I just vaccinated my pup, CAP.  He was too young last year to administer the vaccine, made by Red Rock Biologic.  He, along with the rest of the pack, will get his booster in 30 days.  That will put them all with peak protection for the Montana trip in September.  Last year, after 20+ years of never seeing a snake, we had several up close and personal encounters with Prairie Rattlers (one of the snakes protected against by this vaccine).  I was darn glad I'd had the foresight to vaccinate.  They say there are too many variables to speak with precision, but the vaccine should make the reaction much less and the recovery shorter.  Good enough for me. 

Also, I bought some Turtleskin Total Protection Snake Chaps.  They are so comfortable, I think they will replace the pair of Double Tin Filson Chaps I bought (and have worn since) 1991.  Aside from re-waxing every 4 years and patching with duct tape and denim iron-on patches, they are still looking pretty good.  And they bend in all the right places, that's for sure.  I'm going to keep them around, no doubt.  These Turtleskin Snake Chaps are very lightweight and comfortable and absolutely snake, water and wind proof.  I'm looking forward to trying them out behind a dog in a few months.  (www.uplanders.com). 

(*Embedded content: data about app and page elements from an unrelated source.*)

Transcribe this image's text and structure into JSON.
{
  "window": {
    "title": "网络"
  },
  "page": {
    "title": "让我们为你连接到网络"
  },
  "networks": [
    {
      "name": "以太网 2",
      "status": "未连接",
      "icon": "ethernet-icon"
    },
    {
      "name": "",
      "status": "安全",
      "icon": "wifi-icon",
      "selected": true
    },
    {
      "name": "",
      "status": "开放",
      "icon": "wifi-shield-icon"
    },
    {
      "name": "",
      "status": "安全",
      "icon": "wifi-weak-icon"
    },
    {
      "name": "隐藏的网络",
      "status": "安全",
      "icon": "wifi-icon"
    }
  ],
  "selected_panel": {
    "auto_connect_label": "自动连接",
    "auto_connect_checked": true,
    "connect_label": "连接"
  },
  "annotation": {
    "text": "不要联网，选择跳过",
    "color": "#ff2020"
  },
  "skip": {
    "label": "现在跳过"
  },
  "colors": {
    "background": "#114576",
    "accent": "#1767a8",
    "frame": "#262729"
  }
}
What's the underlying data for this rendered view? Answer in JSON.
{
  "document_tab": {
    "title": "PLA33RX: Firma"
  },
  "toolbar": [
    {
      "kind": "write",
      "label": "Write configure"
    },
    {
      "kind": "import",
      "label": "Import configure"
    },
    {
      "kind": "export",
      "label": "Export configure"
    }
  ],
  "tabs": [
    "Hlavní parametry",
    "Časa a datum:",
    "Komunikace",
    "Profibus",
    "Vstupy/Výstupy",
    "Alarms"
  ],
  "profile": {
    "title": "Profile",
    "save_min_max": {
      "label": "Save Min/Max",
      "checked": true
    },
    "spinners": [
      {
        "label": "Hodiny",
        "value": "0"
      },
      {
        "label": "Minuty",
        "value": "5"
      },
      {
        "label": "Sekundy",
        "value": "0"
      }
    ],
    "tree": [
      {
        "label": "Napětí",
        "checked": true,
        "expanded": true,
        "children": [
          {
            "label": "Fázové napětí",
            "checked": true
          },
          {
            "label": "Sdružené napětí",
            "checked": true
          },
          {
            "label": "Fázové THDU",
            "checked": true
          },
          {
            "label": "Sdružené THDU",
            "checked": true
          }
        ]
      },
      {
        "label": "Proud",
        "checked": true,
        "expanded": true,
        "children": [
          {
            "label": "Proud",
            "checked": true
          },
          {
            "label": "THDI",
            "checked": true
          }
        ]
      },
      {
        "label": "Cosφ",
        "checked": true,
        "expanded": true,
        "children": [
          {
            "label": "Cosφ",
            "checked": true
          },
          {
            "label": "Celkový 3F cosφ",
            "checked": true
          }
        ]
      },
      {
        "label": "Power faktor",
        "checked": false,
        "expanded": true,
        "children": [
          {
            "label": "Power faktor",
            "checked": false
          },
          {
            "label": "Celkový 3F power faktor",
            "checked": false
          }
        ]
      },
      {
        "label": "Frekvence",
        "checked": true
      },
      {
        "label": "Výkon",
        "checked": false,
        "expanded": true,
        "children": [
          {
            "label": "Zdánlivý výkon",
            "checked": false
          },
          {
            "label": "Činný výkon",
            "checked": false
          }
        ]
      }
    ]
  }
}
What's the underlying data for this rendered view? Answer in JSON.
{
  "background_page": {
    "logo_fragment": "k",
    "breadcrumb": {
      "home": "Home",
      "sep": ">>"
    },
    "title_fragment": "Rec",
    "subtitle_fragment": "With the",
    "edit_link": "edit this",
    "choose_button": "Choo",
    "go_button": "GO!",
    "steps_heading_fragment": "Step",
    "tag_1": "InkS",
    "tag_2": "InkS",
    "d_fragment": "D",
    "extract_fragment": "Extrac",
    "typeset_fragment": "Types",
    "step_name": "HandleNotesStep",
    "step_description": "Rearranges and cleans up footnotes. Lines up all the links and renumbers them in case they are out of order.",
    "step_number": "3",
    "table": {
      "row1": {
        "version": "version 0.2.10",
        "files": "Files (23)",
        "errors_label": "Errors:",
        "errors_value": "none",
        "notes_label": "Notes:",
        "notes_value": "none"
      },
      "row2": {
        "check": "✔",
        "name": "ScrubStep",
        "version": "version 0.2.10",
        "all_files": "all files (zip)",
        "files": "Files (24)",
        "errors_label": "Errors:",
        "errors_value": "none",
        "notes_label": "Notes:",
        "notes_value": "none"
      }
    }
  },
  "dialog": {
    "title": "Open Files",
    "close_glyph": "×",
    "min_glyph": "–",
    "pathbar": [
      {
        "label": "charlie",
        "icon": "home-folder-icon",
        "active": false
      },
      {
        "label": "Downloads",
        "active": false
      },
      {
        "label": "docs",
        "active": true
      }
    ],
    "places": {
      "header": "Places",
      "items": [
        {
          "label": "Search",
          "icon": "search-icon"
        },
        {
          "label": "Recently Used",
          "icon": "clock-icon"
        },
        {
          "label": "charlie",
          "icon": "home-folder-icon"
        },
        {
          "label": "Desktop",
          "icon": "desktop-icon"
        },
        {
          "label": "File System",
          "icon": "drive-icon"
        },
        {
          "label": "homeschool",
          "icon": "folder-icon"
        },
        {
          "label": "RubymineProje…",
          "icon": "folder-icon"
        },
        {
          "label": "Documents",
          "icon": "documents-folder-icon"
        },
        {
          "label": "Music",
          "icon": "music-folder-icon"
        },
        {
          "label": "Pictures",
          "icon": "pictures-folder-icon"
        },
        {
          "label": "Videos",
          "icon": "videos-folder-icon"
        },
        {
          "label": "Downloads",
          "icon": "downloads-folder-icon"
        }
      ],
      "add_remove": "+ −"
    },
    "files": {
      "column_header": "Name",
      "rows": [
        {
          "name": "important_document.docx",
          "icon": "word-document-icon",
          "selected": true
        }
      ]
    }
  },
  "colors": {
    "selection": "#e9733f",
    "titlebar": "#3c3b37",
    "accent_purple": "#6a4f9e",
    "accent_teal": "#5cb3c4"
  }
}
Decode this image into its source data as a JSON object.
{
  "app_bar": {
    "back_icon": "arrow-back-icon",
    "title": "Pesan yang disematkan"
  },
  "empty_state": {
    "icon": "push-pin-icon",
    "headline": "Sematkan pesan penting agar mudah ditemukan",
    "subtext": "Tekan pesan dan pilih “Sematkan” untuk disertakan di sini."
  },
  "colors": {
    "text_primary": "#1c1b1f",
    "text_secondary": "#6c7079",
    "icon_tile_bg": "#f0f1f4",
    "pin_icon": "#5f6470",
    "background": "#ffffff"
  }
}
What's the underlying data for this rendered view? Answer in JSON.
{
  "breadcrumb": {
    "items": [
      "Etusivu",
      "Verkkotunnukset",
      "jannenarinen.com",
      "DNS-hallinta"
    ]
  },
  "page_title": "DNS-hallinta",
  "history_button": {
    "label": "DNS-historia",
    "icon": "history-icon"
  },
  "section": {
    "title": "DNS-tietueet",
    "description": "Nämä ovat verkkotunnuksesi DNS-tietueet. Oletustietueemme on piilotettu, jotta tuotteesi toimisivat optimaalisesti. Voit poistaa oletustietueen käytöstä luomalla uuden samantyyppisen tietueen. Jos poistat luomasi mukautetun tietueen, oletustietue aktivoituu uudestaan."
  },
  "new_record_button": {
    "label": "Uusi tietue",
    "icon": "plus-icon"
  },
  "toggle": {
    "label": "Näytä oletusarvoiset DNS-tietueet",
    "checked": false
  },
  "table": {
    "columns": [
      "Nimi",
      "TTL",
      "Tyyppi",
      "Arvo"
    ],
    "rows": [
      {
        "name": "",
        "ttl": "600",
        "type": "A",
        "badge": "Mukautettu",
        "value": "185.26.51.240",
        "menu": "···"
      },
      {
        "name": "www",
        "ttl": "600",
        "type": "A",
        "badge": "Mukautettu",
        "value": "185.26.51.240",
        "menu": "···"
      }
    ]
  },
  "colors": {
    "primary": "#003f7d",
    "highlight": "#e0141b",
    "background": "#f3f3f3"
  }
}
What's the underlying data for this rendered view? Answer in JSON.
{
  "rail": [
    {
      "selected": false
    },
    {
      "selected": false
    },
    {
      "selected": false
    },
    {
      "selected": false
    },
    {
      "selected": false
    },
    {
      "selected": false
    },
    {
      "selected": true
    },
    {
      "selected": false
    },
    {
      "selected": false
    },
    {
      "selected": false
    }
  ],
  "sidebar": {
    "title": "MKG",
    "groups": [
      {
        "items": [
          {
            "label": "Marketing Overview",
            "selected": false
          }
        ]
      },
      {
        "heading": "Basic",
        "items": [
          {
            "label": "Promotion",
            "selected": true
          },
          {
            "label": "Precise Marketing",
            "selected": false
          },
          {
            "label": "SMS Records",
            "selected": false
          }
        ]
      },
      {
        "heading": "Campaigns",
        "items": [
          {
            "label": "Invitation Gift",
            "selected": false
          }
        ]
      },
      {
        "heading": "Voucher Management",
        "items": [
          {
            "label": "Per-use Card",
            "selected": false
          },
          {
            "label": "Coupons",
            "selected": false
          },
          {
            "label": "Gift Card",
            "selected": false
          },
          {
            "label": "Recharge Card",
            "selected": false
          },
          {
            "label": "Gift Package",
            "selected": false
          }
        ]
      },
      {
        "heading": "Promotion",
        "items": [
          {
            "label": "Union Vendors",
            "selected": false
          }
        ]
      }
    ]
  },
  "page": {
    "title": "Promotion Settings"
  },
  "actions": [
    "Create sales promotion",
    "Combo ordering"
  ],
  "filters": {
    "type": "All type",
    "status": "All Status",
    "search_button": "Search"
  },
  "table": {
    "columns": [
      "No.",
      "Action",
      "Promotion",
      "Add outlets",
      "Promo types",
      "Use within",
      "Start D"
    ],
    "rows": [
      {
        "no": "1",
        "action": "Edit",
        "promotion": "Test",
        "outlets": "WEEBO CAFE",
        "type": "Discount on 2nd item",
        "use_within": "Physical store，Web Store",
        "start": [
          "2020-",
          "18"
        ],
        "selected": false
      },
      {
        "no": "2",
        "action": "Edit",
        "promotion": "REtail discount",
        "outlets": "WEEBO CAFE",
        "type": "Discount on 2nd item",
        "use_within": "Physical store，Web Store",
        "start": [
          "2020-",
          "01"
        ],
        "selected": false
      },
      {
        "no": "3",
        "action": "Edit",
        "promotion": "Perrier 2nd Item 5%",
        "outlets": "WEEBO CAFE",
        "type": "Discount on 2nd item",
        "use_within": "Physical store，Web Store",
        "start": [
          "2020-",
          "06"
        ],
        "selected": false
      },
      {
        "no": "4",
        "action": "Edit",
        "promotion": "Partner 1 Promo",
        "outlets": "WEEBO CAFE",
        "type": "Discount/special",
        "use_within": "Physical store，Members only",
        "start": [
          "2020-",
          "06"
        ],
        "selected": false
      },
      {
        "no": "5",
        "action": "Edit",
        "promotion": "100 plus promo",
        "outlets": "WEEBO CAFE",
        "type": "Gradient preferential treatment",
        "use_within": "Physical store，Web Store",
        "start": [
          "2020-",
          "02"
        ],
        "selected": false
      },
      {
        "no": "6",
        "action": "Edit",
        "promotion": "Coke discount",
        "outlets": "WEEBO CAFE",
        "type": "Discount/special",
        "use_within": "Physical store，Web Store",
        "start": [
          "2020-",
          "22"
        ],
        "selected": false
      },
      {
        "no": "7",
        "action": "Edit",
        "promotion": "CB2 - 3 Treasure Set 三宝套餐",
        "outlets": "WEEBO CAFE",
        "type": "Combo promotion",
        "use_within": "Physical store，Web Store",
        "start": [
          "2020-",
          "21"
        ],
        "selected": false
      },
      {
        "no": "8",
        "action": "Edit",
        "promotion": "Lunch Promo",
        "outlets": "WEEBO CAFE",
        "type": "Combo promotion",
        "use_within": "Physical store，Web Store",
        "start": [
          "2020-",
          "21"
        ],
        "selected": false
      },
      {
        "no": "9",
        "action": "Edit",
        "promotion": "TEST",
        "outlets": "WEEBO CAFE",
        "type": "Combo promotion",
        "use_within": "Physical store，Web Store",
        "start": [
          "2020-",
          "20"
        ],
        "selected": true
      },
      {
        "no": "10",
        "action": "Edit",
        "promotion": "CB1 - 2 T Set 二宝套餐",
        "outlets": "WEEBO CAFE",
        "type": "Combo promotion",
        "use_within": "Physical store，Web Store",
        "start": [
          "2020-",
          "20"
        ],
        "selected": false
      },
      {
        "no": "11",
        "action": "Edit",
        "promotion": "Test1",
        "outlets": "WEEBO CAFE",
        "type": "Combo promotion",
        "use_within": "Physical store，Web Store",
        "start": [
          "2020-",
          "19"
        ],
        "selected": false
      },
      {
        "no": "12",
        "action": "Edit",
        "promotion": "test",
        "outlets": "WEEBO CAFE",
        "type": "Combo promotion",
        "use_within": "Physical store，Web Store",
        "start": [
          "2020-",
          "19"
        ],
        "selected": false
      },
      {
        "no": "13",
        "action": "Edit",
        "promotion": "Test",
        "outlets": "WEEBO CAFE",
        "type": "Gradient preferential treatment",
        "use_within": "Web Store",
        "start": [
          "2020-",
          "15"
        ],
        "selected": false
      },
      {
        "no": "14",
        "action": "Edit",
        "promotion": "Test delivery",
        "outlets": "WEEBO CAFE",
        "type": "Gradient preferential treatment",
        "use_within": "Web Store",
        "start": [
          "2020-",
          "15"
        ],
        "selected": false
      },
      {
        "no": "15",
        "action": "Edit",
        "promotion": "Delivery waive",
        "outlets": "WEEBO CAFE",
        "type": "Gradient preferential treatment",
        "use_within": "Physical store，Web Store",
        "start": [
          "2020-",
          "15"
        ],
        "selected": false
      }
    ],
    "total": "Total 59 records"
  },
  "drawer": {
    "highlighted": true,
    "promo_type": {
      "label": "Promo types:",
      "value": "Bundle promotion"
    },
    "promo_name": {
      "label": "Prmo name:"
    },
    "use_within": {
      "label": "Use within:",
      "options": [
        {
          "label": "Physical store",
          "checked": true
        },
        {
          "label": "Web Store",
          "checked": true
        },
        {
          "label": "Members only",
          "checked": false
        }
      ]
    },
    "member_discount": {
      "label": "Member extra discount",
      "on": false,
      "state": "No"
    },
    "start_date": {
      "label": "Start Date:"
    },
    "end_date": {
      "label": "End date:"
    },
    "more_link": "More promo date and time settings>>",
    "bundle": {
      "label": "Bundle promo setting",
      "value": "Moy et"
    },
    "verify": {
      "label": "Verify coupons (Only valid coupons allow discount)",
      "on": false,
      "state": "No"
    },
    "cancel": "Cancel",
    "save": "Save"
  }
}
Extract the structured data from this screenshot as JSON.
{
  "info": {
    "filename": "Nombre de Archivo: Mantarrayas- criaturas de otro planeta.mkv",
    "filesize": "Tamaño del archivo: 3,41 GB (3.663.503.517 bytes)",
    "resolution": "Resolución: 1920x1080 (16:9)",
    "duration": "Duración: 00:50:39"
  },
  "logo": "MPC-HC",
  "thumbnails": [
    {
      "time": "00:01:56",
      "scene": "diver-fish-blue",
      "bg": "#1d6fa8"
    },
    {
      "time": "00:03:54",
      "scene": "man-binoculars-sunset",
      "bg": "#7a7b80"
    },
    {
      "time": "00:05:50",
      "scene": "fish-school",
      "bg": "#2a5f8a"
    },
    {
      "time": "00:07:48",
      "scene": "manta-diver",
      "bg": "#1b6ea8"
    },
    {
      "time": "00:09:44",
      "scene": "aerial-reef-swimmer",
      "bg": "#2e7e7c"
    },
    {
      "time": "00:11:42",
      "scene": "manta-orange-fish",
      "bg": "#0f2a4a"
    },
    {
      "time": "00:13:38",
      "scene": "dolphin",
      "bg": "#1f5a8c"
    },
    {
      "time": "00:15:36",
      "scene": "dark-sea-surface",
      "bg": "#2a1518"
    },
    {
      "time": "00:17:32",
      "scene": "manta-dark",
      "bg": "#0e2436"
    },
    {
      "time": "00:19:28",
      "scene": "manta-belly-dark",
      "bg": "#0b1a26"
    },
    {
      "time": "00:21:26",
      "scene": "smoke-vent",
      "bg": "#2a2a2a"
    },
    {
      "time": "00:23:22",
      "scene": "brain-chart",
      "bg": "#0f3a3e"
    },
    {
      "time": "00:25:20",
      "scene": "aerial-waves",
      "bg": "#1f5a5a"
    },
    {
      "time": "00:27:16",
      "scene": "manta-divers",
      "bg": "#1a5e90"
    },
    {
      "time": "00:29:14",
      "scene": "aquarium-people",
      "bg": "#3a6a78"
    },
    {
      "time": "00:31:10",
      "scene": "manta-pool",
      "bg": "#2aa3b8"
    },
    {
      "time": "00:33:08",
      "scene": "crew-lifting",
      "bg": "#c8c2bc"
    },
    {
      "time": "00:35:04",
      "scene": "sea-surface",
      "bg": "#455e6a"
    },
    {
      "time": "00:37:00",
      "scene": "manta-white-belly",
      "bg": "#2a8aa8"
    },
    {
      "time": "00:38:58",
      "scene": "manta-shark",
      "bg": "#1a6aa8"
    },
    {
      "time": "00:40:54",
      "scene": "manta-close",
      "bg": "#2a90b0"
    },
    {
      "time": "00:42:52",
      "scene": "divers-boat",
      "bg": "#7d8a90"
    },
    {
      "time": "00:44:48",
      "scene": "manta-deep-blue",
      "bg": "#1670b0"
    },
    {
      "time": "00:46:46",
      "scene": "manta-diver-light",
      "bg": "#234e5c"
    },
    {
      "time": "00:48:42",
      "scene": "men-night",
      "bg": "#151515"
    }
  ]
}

I also carry an emergency snake kit with steroids and benedyl and syringes. During the drive to the vet, I would inject the dog to lessen the effects.  I put the kit in a PVC tube and orange painted the ends, so I could find it in a hurry.  I have the instructions written in  Marker in the outside of the tube.  No mistakes.